> _Prompt_: Without any pictures, copy the records below once more, exactly as they are.

> _Given records_:
--------------------------------------------------
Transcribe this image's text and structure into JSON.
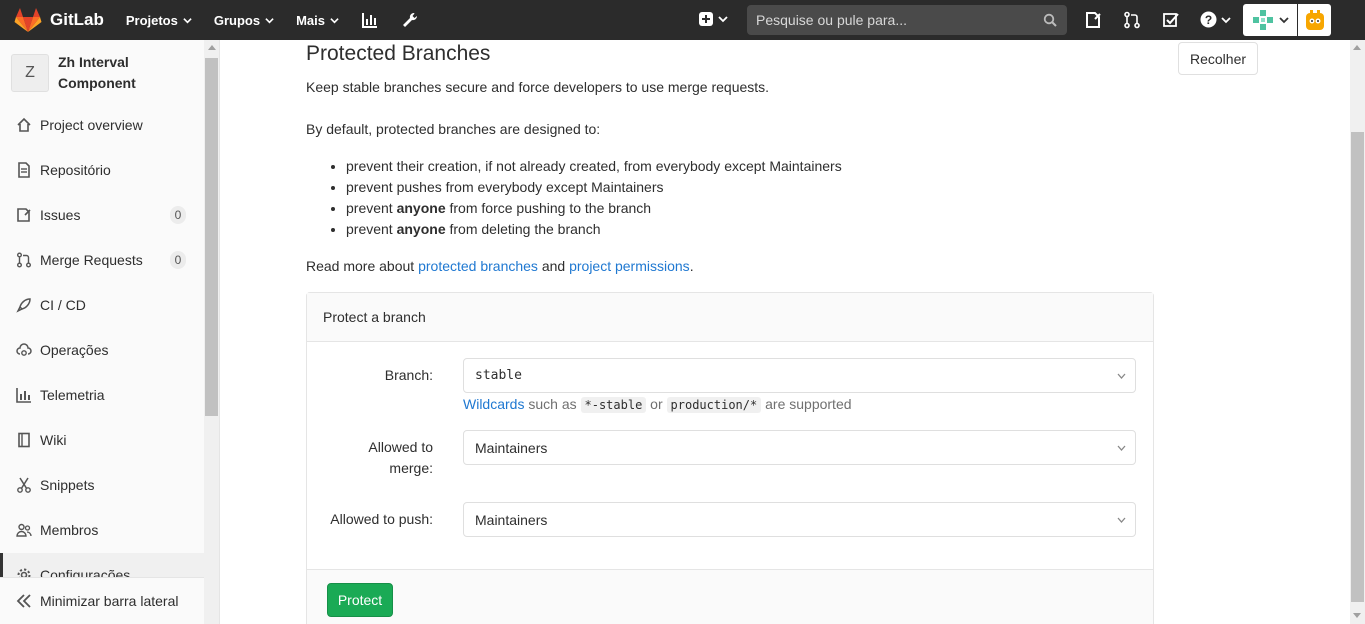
{
  "navbar": {
    "brand": "GitLab",
    "links": [
      "Projetos",
      "Grupos",
      "Mais"
    ],
    "search_placeholder": "Pesquise ou pule para..."
  },
  "sidebar": {
    "project_initial": "Z",
    "project_name": "Zh Interval Component",
    "items": [
      {
        "label": "Project overview",
        "icon": "home-icon"
      },
      {
        "label": "Repositório",
        "icon": "document-icon"
      },
      {
        "label": "Issues",
        "icon": "issues-icon",
        "badge": "0"
      },
      {
        "label": "Merge Requests",
        "icon": "merge-request-icon",
        "badge": "0"
      },
      {
        "label": "CI / CD",
        "icon": "rocket-icon"
      },
      {
        "label": "Operações",
        "icon": "cloud-gear-icon"
      },
      {
        "label": "Telemetria",
        "icon": "chart-icon"
      },
      {
        "label": "Wiki",
        "icon": "book-icon"
      },
      {
        "label": "Snippets",
        "icon": "scissors-icon"
      },
      {
        "label": "Membros",
        "icon": "users-icon"
      },
      {
        "label": "Configurações",
        "icon": "gear-icon"
      }
    ],
    "collapse_label": "Minimizar barra lateral"
  },
  "main": {
    "collapse_button": "Recolher",
    "title": "Protected Branches",
    "intro": "Keep stable branches secure and force developers to use merge requests.",
    "default_text": "By default, protected branches are designed to:",
    "bullets": [
      {
        "before": "prevent their creation, if not already created, from everybody except Maintainers",
        "bold": "",
        "after": ""
      },
      {
        "before": "prevent pushes from everybody except Maintainers",
        "bold": "",
        "after": ""
      },
      {
        "before": "prevent ",
        "bold": "anyone",
        "after": " from force pushing to the branch"
      },
      {
        "before": "prevent ",
        "bold": "anyone",
        "after": " from deleting the branch"
      }
    ],
    "read_more_prefix": "Read more about ",
    "read_more_link1": "protected branches",
    "read_more_middle": " and ",
    "read_more_link2": "project permissions",
    "read_more_suffix": ".",
    "card": {
      "header": "Protect a branch",
      "branch_label": "Branch:",
      "branch_value": "stable",
      "help_link": "Wildcards",
      "help_such_as": " such as ",
      "help_code1": "*-stable",
      "help_or": " or ",
      "help_code2": "production/*",
      "help_suffix": " are supported",
      "merge_label_line1": "Allowed to",
      "merge_label_line2": "merge:",
      "merge_value": "Maintainers",
      "push_label": "Allowed to push:",
      "push_value": "Maintainers",
      "protect_button": "Protect"
    }
  },
  "colors": {
    "navbar_bg": "#2b2b2b",
    "link": "#1f78d1",
    "protect_green": "#1aaa55"
  }
}
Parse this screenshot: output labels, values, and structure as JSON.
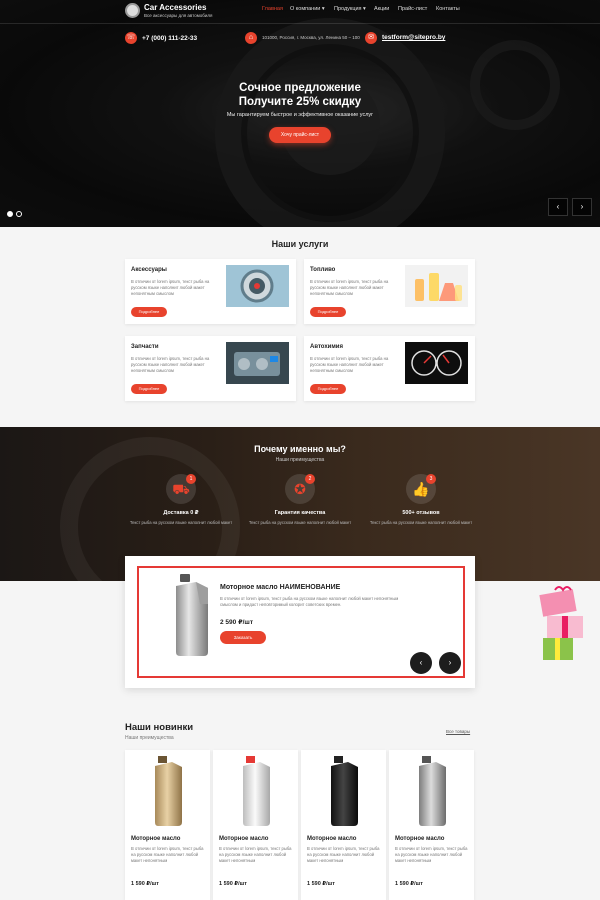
{
  "header": {
    "logo_title": "Car Accessories",
    "logo_subtitle": "Все аксессуары для автомобиля",
    "menu": [
      {
        "label": "Главная",
        "active": true
      },
      {
        "label": "О компании ▾",
        "active": false
      },
      {
        "label": "Продукция ▾",
        "active": false
      },
      {
        "label": "Акции",
        "active": false
      },
      {
        "label": "Прайс-лист",
        "active": false
      },
      {
        "label": "Контакты",
        "active": false
      }
    ],
    "phone": "+7 (000) 111-22-33",
    "address": "101000, Россия, г. Москва, ул. Ленина 50 – 100",
    "email": "testform@sitepro.by"
  },
  "hero": {
    "title_line1": "Сочное предложение",
    "title_line2": "Получите 25% скидку",
    "subtitle": "Мы гарантируем быстрое и эффективное оказание услуг",
    "button": "Хочу прайс-лист",
    "prev": "‹",
    "next": "›"
  },
  "services": {
    "title": "Наши услуги",
    "items": [
      {
        "title": "Аксессуары",
        "text": "В отличии от lorem ipsum, текст рыба на русском языке наполнит любой макет непонятным смыслом",
        "button": "Подробнее"
      },
      {
        "title": "Топливо",
        "text": "В отличии от lorem ipsum, текст рыба на русском языке наполнит любой макет непонятным смыслом",
        "button": "Подробнее"
      },
      {
        "title": "Запчасти",
        "text": "В отличии от lorem ipsum, текст рыба на русском языке наполнит любой макет непонятным смыслом",
        "button": "Подробнее"
      },
      {
        "title": "Автохимия",
        "text": "В отличии от lorem ipsum, текст рыба на русском языке наполнит любой макет непонятным смыслом",
        "button": "Подробнее"
      }
    ]
  },
  "why": {
    "title": "Почему именно мы?",
    "subtitle": "Наши преимущества",
    "items": [
      {
        "badge": "1",
        "title": "Доставка 0 ₽",
        "text": "Текст рыба на русском языке наполнит любой макет"
      },
      {
        "badge": "2",
        "title": "Гарантия качества",
        "text": "Текст рыба на русском языке наполнит любой макет"
      },
      {
        "badge": "3",
        "title": "500+ отзывов",
        "text": "Текст рыба на русском языке наполнит любой макет"
      }
    ]
  },
  "featured": {
    "name": "Моторное масло НАИМЕНОВАНИЕ",
    "description": "В отличии от lorem ipsum, текст рыба на русском языке наполнит любой макет непонятным смыслом и придаст неповторимый колорит советских времен.",
    "price": "2 590 ₽/шт",
    "button": "Заказать",
    "prev": "‹",
    "next": "›"
  },
  "new_products": {
    "title": "Наши новинки",
    "subtitle": "Наши преимущества",
    "all_link": "Все товары",
    "items": [
      {
        "name": "Моторное масло",
        "text": "В отличии от lorem ipsum, текст рыба на русском языке наполнит любой макет непонятным",
        "price": "1 590 ₽/шт"
      },
      {
        "name": "Моторное масло",
        "text": "В отличии от lorem ipsum, текст рыба на русском языке наполнит любой макет непонятным",
        "price": "1 590 ₽/шт"
      },
      {
        "name": "Моторное масло",
        "text": "В отличии от lorem ipsum, текст рыба на русском языке наполнит любой макет непонятным",
        "price": "1 590 ₽/шт"
      },
      {
        "name": "Моторное масло",
        "text": "В отличии от lorem ipsum, текст рыба на русском языке наполнит любой макет непонятным",
        "price": "1 590 ₽/шт"
      }
    ]
  },
  "colors": {
    "accent": "#e8432d",
    "highlight_frame": "#e53935"
  }
}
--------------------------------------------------
> _Problem solution_:
Transcribe this image's text and structure into JSON.
{
  "navbar": {
    "brand": "GitLab",
    "links": [
      "Projetos",
      "Grupos",
      "Mais"
    ],
    "search_placeholder": "Pesquise ou pule para..."
  },
  "sidebar": {
    "project_initial": "Z",
    "project_name": "Zh Interval Component",
    "items": [
      {
        "label": "Project overview",
        "icon": "home-icon"
      },
      {
        "label": "Repositório",
        "icon": "document-icon"
      },
      {
        "label": "Issues",
        "icon": "issues-icon",
        "badge": "0"
      },
      {
        "label": "Merge Requests",
        "icon": "merge-request-icon",
        "badge": "0"
      },
      {
        "label": "CI / CD",
        "icon": "rocket-icon"
      },
      {
        "label": "Operações",
        "icon": "cloud-gear-icon"
      },
      {
        "label": "Telemetria",
        "icon": "chart-icon"
      },
      {
        "label": "Wiki",
        "icon": "book-icon"
      },
      {
        "label": "Snippets",
        "icon": "scissors-icon"
      },
      {
        "label": "Membros",
        "icon": "users-icon"
      },
      {
        "label": "Configurações",
        "icon": "gear-icon"
      }
    ],
    "collapse_label": "Minimizar barra lateral"
  },
  "main": {
    "collapse_button": "Recolher",
    "title": "Protected Branches",
    "intro": "Keep stable branches secure and force developers to use merge requests.",
    "default_text": "By default, protected branches are designed to:",
    "bullets": [
      {
        "before": "prevent their creation, if not already created, from everybody except Maintainers",
        "bold": "",
        "after": ""
      },
      {
        "before": "prevent pushes from everybody except Maintainers",
        "bold": "",
        "after": ""
      },
      {
        "before": "prevent ",
        "bold": "anyone",
        "after": " from force pushing to the branch"
      },
      {
        "before": "prevent ",
        "bold": "anyone",
        "after": " from deleting the branch"
      }
    ],
    "read_more_prefix": "Read more about ",
    "read_more_link1": "protected branches",
    "read_more_middle": " and ",
    "read_more_link2": "project permissions",
    "read_more_suffix": ".",
    "card": {
      "header": "Protect a branch",
      "branch_label": "Branch:",
      "branch_value": "stable",
      "help_link": "Wildcards",
      "help_such_as": " such as ",
      "help_code1": "*-stable",
      "help_or": " or ",
      "help_code2": "production/*",
      "help_suffix": " are supported",
      "merge_label_line1": "Allowed to",
      "merge_label_line2": "merge:",
      "merge_value": "Maintainers",
      "push_label": "Allowed to push:",
      "push_value": "Maintainers",
      "protect_button": "Protect"
    }
  },
  "colors": {
    "navbar_bg": "#2b2b2b",
    "link": "#1f78d1",
    "protect_green": "#1aaa55"
  }
}
Parse this screenshot: output labels, values, and structure as JSON.
{
  "header": {
    "logo_title": "Car Accessories",
    "logo_subtitle": "Все аксессуары для автомобиля",
    "menu": [
      {
        "label": "Главная",
        "active": true
      },
      {
        "label": "О компании ▾",
        "active": false
      },
      {
        "label": "Продукция ▾",
        "active": false
      },
      {
        "label": "Акции",
        "active": false
      },
      {
        "label": "Прайс-лист",
        "active": false
      },
      {
        "label": "Контакты",
        "active": false
      }
    ],
    "phone": "+7 (000) 111-22-33",
    "address": "101000, Россия, г. Москва, ул. Ленина 50 – 100",
    "email": "testform@sitepro.by"
  },
  "hero": {
    "title_line1": "Сочное предложение",
    "title_line2": "Получите 25% скидку",
    "subtitle": "Мы гарантируем быстрое и эффективное оказание услуг",
    "button": "Хочу прайс-лист",
    "prev": "‹",
    "next": "›"
  },
  "services": {
    "title": "Наши услуги",
    "items": [
      {
        "title": "Аксессуары",
        "text": "В отличии от lorem ipsum, текст рыба на русском языке наполнит любой макет непонятным смыслом",
        "button": "Подробнее"
      },
      {
        "title": "Топливо",
        "text": "В отличии от lorem ipsum, текст рыба на русском языке наполнит любой макет непонятным смыслом",
        "button": "Подробнее"
      },
      {
        "title": "Запчасти",
        "text": "В отличии от lorem ipsum, текст рыба на русском языке наполнит любой макет непонятным смыслом",
        "button": "Подробнее"
      },
      {
        "title": "Автохимия",
        "text": "В отличии от lorem ipsum, текст рыба на русском языке наполнит любой макет непонятным смыслом",
        "button": "Подробнее"
      }
    ]
  },
  "why": {
    "title": "Почему именно мы?",
    "subtitle": "Наши преимущества",
    "items": [
      {
        "badge": "1",
        "title": "Доставка 0 ₽",
        "text": "Текст рыба на русском языке наполнит любой макет"
      },
      {
        "badge": "2",
        "title": "Гарантия качества",
        "text": "Текст рыба на русском языке наполнит любой макет"
      },
      {
        "badge": "3",
        "title": "500+ отзывов",
        "text": "Текст рыба на русском языке наполнит любой макет"
      }
    ]
  },
  "featured": {
    "name": "Моторное масло НАИМЕНОВАНИЕ",
    "description": "В отличии от lorem ipsum, текст рыба на русском языке наполнит любой макет непонятным смыслом и придаст неповторимый колорит советских времен.",
    "price": "2 590 ₽/шт",
    "button": "Заказать",
    "prev": "‹",
    "next": "›"
  },
  "new_products": {
    "title": "Наши новинки",
    "subtitle": "Наши преимущества",
    "all_link": "Все товары",
    "items": [
      {
        "name": "Моторное масло",
        "text": "В отличии от lorem ipsum, текст рыба на русском языке наполнит любой макет непонятным",
        "price": "1 590 ₽/шт"
      },
      {
        "name": "Моторное масло",
        "text": "В отличии от lorem ipsum, текст рыба на русском языке наполнит любой макет непонятным",
        "price": "1 590 ₽/шт"
      },
      {
        "name": "Моторное масло",
        "text": "В отличии от lorem ipsum, текст рыба на русском языке наполнит любой макет непонятным",
        "price": "1 590 ₽/шт"
      },
      {
        "name": "Моторное масло",
        "text": "В отличии от lorem ipsum, текст рыба на русском языке наполнит любой макет непонятным",
        "price": "1 590 ₽/шт"
      }
    ]
  },
  "colors": {
    "accent": "#e8432d",
    "highlight_frame": "#e53935"
  }
}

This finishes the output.